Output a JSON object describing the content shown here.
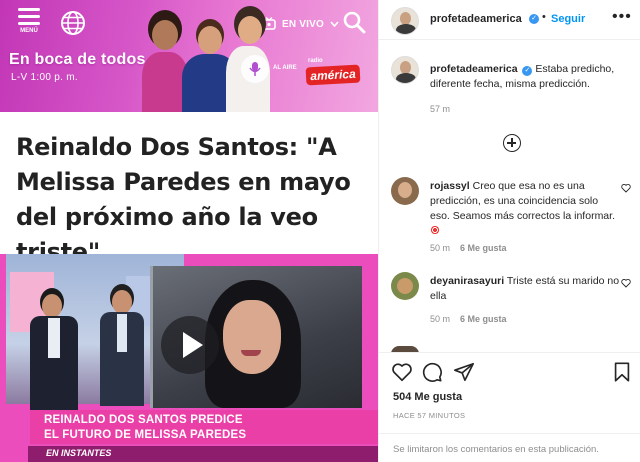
{
  "site": {
    "menu_label": "MENÚ",
    "live_label": "EN VIVO",
    "show_title": "En boca de todos",
    "show_time": "L-V 1:00 p. m.",
    "on_air_label": "AL AIRE",
    "radio_small": "radio",
    "radio_name": "américa",
    "brand_color": "#d13bbd",
    "icons": [
      "menu-icon",
      "globe-icon",
      "tv-icon",
      "chevron-down-icon",
      "search-icon",
      "microphone-icon"
    ]
  },
  "headline": "Reinaldo Dos Santos: \"A Melissa Paredes en mayo del próximo año la veo triste\"",
  "video": {
    "ticker_line1": "REINALDO DOS SANTOS PREDICE",
    "ticker_line2": "EL FUTURO DE MELISSA PAREDES",
    "ticker_logo": "EN",
    "ticker_sub": "EN INSTANTES",
    "play_icon": "play-icon"
  },
  "post": {
    "username": "profetadeamerica",
    "verified_mark": "✓",
    "follow_label": "Seguir",
    "more_label": "•••",
    "caption_text": "Estaba predicho, diferente fecha, misma predicción.",
    "caption_time": "57 m",
    "load_more_icon": "plus-circle-icon"
  },
  "comments": [
    {
      "username": "rojassyl",
      "text": "Creo que esa no es una predicción, es una coincidencia solo eso. Seamos más correctos la informar.",
      "time": "50 m",
      "likes": "6 Me gusta"
    },
    {
      "username": "deyanirasayuri",
      "text": "Triste está su marido no ella",
      "time": "50 m",
      "likes": "6 Me gusta"
    }
  ],
  "actions": {
    "likes_count": "504 Me gusta",
    "posted_ago": "HACE 57 MINUTOS",
    "comments_limited": "Se limitaron los comentarios en esta publicación.",
    "accent_color": "#0095f6"
  }
}
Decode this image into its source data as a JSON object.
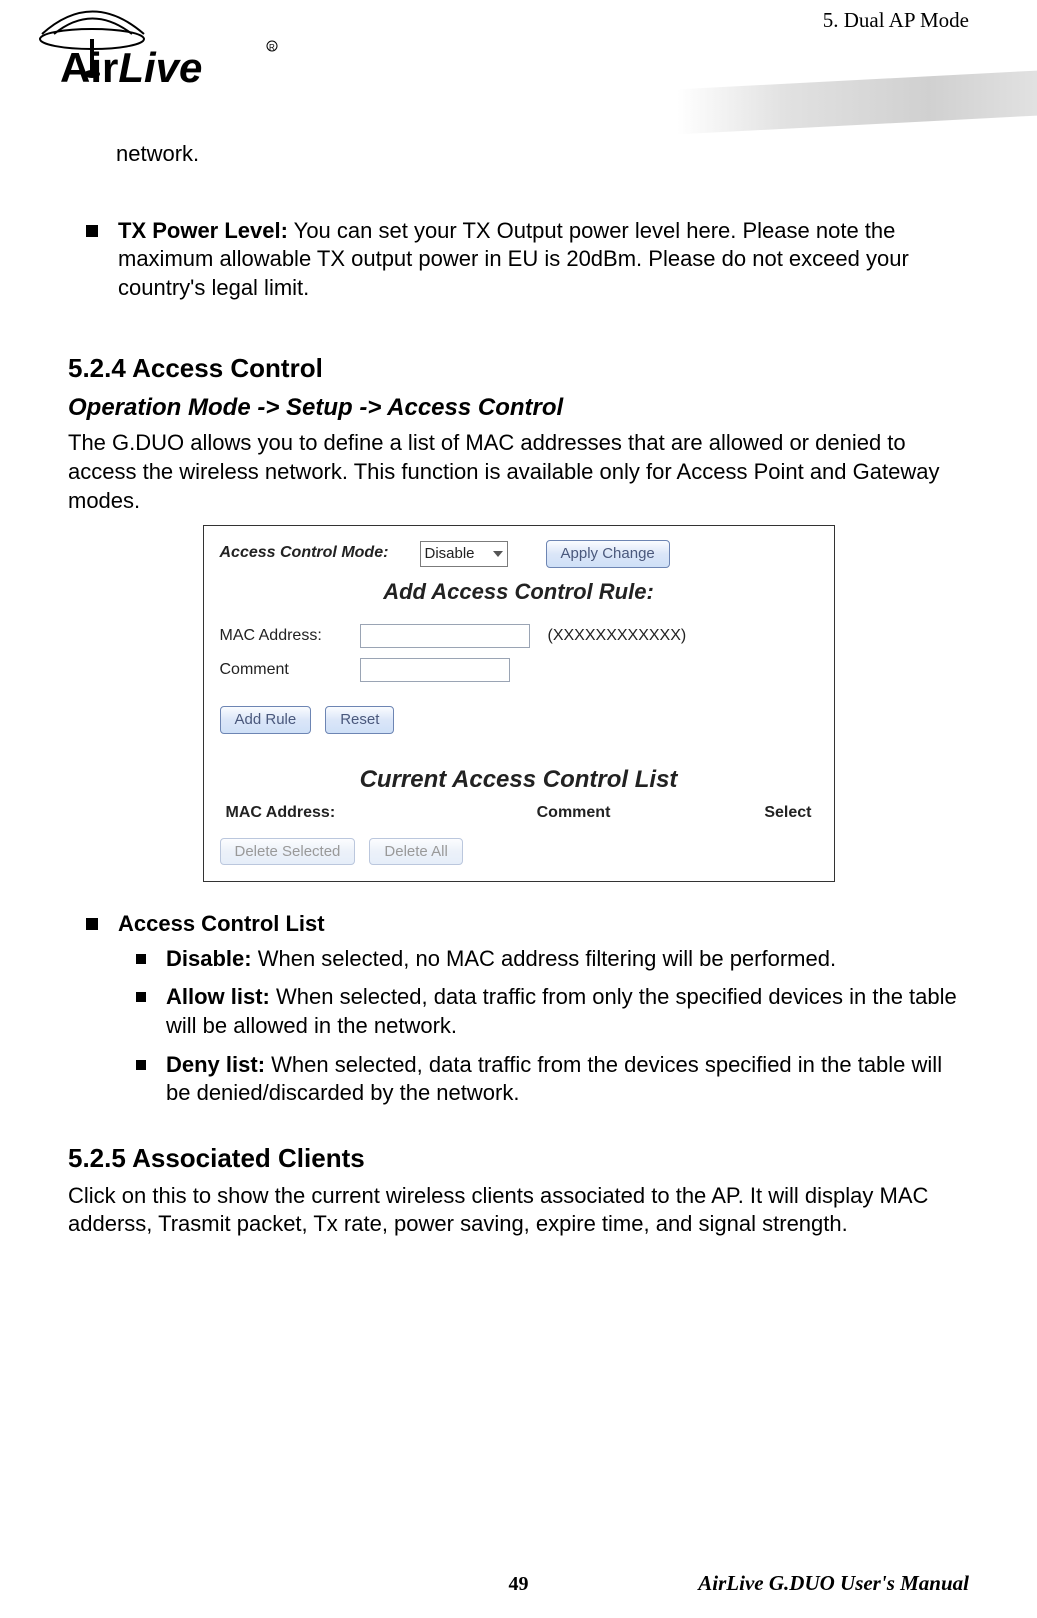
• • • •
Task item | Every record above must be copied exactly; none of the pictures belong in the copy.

Output below |
Output a JSON object describing the content shown here.
{
  "site": {
    "menu_label": "MENÚ",
    "live_label": "EN VIVO",
    "show_title": "En boca de todos",
    "show_time": "L-V 1:00 p. m.",
    "on_air_label": "AL AIRE",
    "radio_small": "radio",
    "radio_name": "américa",
    "brand_color": "#d13bbd",
    "icons": [
      "menu-icon",
      "globe-icon",
      "tv-icon",
      "chevron-down-icon",
      "search-icon",
      "microphone-icon"
    ]
  },
  "headline": "Reinaldo Dos Santos: \"A Melissa Paredes en mayo del próximo año la veo triste\"",
  "video": {
    "ticker_line1": "REINALDO DOS SANTOS PREDICE",
    "ticker_line2": "EL FUTURO DE MELISSA PAREDES",
    "ticker_logo": "EN",
    "ticker_sub": "EN INSTANTES",
    "play_icon": "play-icon"
  },
  "post": {
    "username": "profetadeamerica",
    "verified_mark": "✓",
    "follow_label": "Seguir",
    "more_label": "•••",
    "caption_text": "Estaba predicho, diferente fecha, misma predicción.",
    "caption_time": "57 m",
    "load_more_icon": "plus-circle-icon"
  },
  "comments": [
    {
      "username": "rojassyl",
      "text": "Creo que esa no es una predicción, es una coincidencia solo eso. Seamos más correctos la informar.",
      "time": "50 m",
      "likes": "6 Me gusta"
    },
    {
      "username": "deyanirasayuri",
      "text": "Triste está su marido no ella",
      "time": "50 m",
      "likes": "6 Me gusta"
    }
  ],
  "actions": {
    "likes_count": "504 Me gusta",
    "posted_ago": "HACE 57 MINUTOS",
    "comments_limited": "Se limitaron los comentarios en esta publicación.",
    "accent_color": "#0095f6"
  }
}
Decode this image into its source data as a JSON object.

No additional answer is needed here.